In Cleveland, something peculiar occurred: Pavano pitched as if the preceding four years never happened, morphing back into the strike-throwing machine who earned praise with the Marlins. His ERA with the Tribe (5.37) was ugly, but his xFIP (3.94) suggested he was performing as well as ever. Pavano continued his revival in Minnesota (3.99 xFIP) following an August trade. Overall, he had 6.64 K/9, 1.76 BB/9 and 3.7 WAR in 199.1 innings, with a big discrepancy between his ERA (5.10) and xFIP (3.96) due to a .335 batting average on balls in play and a low rate of stranding base runners (66.1 percent).

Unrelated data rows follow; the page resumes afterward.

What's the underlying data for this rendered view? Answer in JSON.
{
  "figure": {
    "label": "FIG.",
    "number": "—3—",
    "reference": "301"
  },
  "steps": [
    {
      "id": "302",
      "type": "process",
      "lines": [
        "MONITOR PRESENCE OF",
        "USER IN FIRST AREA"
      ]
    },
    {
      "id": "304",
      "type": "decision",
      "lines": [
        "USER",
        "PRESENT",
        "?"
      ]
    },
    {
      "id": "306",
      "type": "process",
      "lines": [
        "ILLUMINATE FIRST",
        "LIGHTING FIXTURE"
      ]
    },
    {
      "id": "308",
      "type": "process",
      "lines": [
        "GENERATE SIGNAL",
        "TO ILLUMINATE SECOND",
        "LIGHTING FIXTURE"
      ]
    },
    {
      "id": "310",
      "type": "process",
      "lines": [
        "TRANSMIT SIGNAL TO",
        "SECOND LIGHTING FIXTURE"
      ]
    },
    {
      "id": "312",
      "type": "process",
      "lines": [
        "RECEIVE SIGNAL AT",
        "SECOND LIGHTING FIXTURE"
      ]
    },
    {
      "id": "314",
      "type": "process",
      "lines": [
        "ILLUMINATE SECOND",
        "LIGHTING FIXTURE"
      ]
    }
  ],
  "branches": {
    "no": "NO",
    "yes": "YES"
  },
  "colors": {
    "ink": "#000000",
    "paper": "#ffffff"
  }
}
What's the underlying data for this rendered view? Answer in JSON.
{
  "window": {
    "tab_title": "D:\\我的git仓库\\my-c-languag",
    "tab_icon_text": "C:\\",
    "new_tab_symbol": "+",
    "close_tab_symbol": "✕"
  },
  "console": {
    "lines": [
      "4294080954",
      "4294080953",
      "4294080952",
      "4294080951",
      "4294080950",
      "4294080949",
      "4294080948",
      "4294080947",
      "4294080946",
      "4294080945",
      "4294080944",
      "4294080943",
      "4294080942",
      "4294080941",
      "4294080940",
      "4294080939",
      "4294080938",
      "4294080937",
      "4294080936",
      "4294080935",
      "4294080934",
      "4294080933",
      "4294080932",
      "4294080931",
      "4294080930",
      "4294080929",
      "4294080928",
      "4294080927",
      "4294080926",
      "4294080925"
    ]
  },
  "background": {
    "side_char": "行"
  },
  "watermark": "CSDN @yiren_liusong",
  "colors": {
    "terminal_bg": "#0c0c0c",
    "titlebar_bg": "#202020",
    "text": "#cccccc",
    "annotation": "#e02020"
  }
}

Pavano accepted arbitration this past off-season, and he’s earning $7 million in 2010. He’s well on his way to justifying that salary — with 1.5 WAR in 96.1 frames, the mustachioed 34-year-old has provided the Twins with about $6 million in value already. Pavano’s not missing as many bats this season (5.14 K/9), but he’s being even stingier with the walks (1.31 BB/9) and has increased his ground ball rate slightly (45.9% this year, 43.4% in ’09). His xFIP (4.03) is essentially the same as last season, though his ERA (3.64) is dramatically lower thanks to a .267 BABIP and a 73.4 percent strand rate.

Utilizing an 89-90 MPH fastball, a low-80’s slider and a low-80’s changeup, Pavano gets ahead in the count like few others — his first pitch strike percentage was 67.7 last year, and comes in at 66.2 percent in 2010 (the MLB average is about 58 percent). Among qualified MLB starters, only Cliff Lee, Carlos Silva, Roy Oswalt and Roy Halladay have a higher F-Strike% this season.

And, hitters have a tough time laying off his stuff off the plate. Pavano garnered swings on pitches outside of the strike zone 32.3 percent in 2009 (25.1 percent MLB average) and 36.4 percent this season (28.3 percent MLB average). The 2010 mark is tops among big league starters.

If Pavano reaches his modest rest-of-season ZiPS projection (a 4.30 FIP in just 77 innings), he would finish the year with around 2.5 WAR and would end up being a bargain for the Twins. Should he approach last year’s innings total with a FIP closer to his current level, he would again top the three win mark. After years of DL stints and derision from fans and analysts, Pavano is back to being a quality rotation cog on a playoff-caliber team.